Recently I was asked this question by a faithful Baptist deacon and friend, requiring me to open my Bible to Exodus 4:21 where we read: “The Lord instructed Moses, ‘When you go back to Egypt, make sure you do all the wonders before Pharaoh that I have put within your power. But I will harden his heart so that he won’t let the people go.” And in Exodus 7:3 the Lord reiterated to Moses: “… I will harden Pharaoh’s heart and multiply My signs and wonders in the land of Egypt.”
That seems to settle it, right? If God hardened Pharaoh’s heart and thus stopped him from freeing the Israelites, why did He punish Pharaoh for what He had done? In the Pentateuch and Haftorahs, edited by Dr. J.H. Hertz, we read: “For God to make it impossible for a man to obey Him, and then punish him for his disobedience, would be both unjust and contrary to the fundamental Jewish belief in Freedom of the Will” (p. 220).
There is much more to the “hardening of Pharaoh’s heart” than first appears, reminding us that God wants us to dig deeper and think harder, and above all seek His guidance.
After acknowledging how God “twice predicts he will harden Pharaoh’s heart” Walker C. Kaiser, Jr. reminds us to keep in mind that if these two occurrences appear to cast the die against Pharaoh, it must be remembered that all God’s prophecies to his prophets have a suppressed ‘unless you repent’ attached to them. Few prophecies are unconditional … In Pharaoh’s case, Pharaoh initiated the whole process by hardening his own heart ten times during the first five plagues (Ex. 7:13,14, 22; 8:15, 19, 32; 9:7, 34, 35 and 13:15). It was always and only Pharaoh who hardened his heart during these plagues (Hard Saying of the Old Testament, p. 67).
Let’s slip down to verse 13 where we read how “Pharaoh’s heart hardened, and he did not listen to them (Moses and Aaron), as the Lord had said.” The fact still remains that God did predict He would harden Pharaoh’s heart, and “nine times the hardening of Pharaoh’s heart is ascribed to God. There thus seems to be two sides to this hardening” (Pentateuch and Haftorahs, p. 220).
How do we reconcile the two?
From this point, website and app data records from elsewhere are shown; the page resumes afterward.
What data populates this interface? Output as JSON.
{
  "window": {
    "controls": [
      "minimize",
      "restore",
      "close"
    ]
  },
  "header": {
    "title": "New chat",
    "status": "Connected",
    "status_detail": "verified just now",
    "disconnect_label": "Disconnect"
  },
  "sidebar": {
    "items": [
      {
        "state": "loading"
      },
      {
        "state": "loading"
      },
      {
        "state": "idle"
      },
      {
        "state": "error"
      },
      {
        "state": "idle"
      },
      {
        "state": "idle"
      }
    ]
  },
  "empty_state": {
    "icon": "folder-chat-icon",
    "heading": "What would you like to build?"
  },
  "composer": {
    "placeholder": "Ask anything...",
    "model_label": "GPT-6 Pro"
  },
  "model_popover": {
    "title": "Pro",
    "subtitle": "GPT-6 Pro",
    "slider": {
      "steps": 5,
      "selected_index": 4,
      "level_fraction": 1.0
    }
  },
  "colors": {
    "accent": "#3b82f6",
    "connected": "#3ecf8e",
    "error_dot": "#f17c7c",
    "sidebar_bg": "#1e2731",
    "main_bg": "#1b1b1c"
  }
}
May I share with you two illustrations, one an ancient Jewish midrash I first heard while a graduate student and the second an ancient Christian interpretation I later read in my studies.
A Jewish Midrash, or “interpretation/illustration,” asks us to picture two farmers. The first farmer cultivates his land with great care. The rains come. The sun shines. The crops grow. The second farmer refuses to work his land. The rains come and the ground turns to mud. Then the sun shines and the ground becomes as hard as clay. In a very real sense God hardened the second farmer’s land by sending the rain and then making the sun shine; but, he the farmer also ruined his land by not working the land.
A fifth century Christian commentator named Theodoret offered this wisdom: “The sun by the force of its heat moistens the wax and dries the clay, softening the one and hardening the other.”
The widely accepted Jewish and Christian view is that when a person continually rejects God their heart becomes harder and harder, even when God continues to reach out to them in love. As one scholar observes:
When the Divine command came to Pharaoh, “Set the slaves free,” and his reply was, “I will not,” each repetition of Pharaoh’s persistent obstinacy made it less likely that he would eventually listen to the word of God. For such is the law of conscience: every time the voice of conscience is disobeyed, it becomes duller and feebler, and the heart grows harder.
Man cannot remain “neutral” in the presence of Duty or of any direct command of God. He either obeys the Divine command, and it becomes unto him a blessing; or he defies God, and such command then becomes unto him a curse. “It is part of the Divinely ordered scheme of things that if a man deliberately chooses evil, it proceeds to enslave him; it binds and stupefies him, making for him repentance while near impossible (Reim, Pentateuch and Haftorahs, p. 220).
In the final analysis, the answer to our question is that Pharaoh hardened his own heart as have multitudes of people who have turned a deaf ear to God’s pleas. Tragically, so many people have, like Pharaoh, not only turned a deaf eat to God, but closed their minds and hardened their hearts. Although God knew it was Pharaoh’s nature to say no to Moses, it was and is His nature to continue “pleading and persuading” even if He ends up hardening the Pharaoh’s of the world!